Prof. Michal Schwartz Will Change Your Mind

September 21st is World Alzheimer’s Day – and, not coincidentally, the release date for Prof. Michal Schwartz’s new book. Published by Yale University Press, Neuroimmunity: A New Science That Will Revolutionize How We Keep Our Bodies Healthy and Young not only presents her game-changing work on the immune system’s connection to the brain, but brings to life her extraordinary journey as a woman in science.

Scientists long believed that there was no communication between the brain and the immune system; in fact, it was thought that any infiltration of immune cells into the brain was a major threat to our health. Based on this assumption, the standard treatment for inflammation associated with neurodegenerative diseases, such as Alzheimer’s, was to totally suppress the body’s immune system.

Prof. Schwartz turned this theory on its head by proving that the immune system and the brain do “speak” to each other – and that, in fact, neurodegenerative diseases are the result of a communication breakdown between the brain and the immune system. Instead of suppressing the immune system, she argues that the most effective way to treat Alzheimer’s and other chronic neurodegenerative diseases is to do the opposite: boosting targeted immune cells in the brain. She developed an immune-based therapy that, when given to mice with Alzheimer’s, actually eliminated the brain plaques associated with the disease – and even restored cognitive abilities. She and her team are now working on a vaccination for slowing the brain’s aging process in humans.

Prof.
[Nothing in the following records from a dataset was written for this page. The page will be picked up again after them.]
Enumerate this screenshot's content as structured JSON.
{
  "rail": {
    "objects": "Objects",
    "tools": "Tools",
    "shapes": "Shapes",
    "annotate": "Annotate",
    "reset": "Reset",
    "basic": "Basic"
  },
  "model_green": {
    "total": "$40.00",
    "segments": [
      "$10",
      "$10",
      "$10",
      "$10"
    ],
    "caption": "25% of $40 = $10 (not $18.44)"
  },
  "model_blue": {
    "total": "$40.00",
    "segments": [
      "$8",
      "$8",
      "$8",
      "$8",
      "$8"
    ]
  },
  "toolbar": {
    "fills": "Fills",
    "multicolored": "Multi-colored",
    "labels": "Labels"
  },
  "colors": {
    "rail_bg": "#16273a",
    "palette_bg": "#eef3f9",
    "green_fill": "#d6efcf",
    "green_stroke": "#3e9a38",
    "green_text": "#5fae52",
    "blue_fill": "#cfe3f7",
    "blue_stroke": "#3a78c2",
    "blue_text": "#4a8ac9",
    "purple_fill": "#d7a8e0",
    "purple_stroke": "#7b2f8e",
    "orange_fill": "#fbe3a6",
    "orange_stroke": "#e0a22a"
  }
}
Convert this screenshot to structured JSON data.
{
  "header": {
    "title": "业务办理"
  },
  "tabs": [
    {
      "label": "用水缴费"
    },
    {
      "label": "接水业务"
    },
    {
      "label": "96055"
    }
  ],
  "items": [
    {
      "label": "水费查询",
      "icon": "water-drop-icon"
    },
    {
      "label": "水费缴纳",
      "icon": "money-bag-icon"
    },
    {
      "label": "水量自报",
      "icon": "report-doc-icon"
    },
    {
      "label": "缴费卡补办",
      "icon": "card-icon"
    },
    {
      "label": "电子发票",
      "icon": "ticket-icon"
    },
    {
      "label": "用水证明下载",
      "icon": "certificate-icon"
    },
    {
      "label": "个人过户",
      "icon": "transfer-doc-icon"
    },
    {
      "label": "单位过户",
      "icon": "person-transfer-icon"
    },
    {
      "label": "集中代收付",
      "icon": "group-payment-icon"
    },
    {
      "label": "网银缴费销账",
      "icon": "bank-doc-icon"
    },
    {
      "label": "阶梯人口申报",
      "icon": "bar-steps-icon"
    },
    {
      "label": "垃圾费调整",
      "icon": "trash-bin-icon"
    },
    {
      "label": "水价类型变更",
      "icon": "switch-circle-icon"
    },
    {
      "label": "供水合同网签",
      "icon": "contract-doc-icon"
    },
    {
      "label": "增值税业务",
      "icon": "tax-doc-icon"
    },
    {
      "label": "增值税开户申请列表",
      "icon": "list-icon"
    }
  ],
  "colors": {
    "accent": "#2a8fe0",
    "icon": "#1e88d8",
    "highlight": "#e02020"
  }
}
Schwartz’s lay-friendly book tells the story of a woman fighting an uphill battle for acceptance, while proposing views that the scientific community found radical – and making the discoveries that could change the way we view aging and how we treat Alzheimer’s, Parkinson’s, ALS (amyotrophic lateral sclerosis, or Lou Gehrig’s disease), and other neurodegenerative conditions. As Yale University Press says, “all readers with an interest in brain function and its relationship to the immune system in health and disease will find this book a valuable resource.”

Improving Health & Medicine

Prof. Michal Schwartz Will Change Your Mind

TAGS: Alzheimers, Immune system, Immunotherapy, Neuroscience, Women

Prof. Michal Schwartz Will Change Your Mind

September 21st is World Alzheimer’s Day – and, not coincidentally, the release date for Prof. Michal Schwartz’s new book. Published by Yale University Press, Neuroimmunity: A New Science That Will Revolutionize How We Keep Our Bodies Healthy and Young not only presents her game-changing work on the immune system’s connection to the brain, but brings to life her extraordinary journey as a woman in science.

Scientists long believed that there was no communication between the brain and the immune system; in fact, it was thought that any infiltration of immune cells into the brain was a major threat to our health. Based on this assumption, the standard treatment for inflammation associated with neurodegenerative diseases, such as Alzheimer’s, was to totally suppress the body’s immune system.

Prof. Schwartz turned this theory on its head by proving that the immune system and the brain do “speak” to each other – and that, in fact, neurodegenerative diseases are the result of a communication breakdown between the brain and the immune system. Instead of suppressing the immune system, she argues that the most effective way to treat Alzheimer’s and other chronic neurodegenerative diseases is to do the opposite: boosting targeted immune cells in the brain. She developed an immune-based therapy that, when given to mice with Alzheimer’s, actually eliminated the brain plaques associated with the disease – and even restored cognitive abilities. She and her team are now working on a vaccination for slowing the brain’s aging process in humans.

Prof. Schwartz’s lay-friendly book tells the story of a woman fighting an uphill battle for acceptance, while proposing views that the scientific community found radical – and making the discoveries that could change the way we view aging and how we treat Alzheimer’s, Parkinson’s, ALS (amyotrophic lateral sclerosis, or Lou Gehrig’s disease), and other neurodegenerative conditions. As Yale University Press says, “all readers with an interest in brain function and its relationship to the immune system in health and disease will find this book a valuable resource.”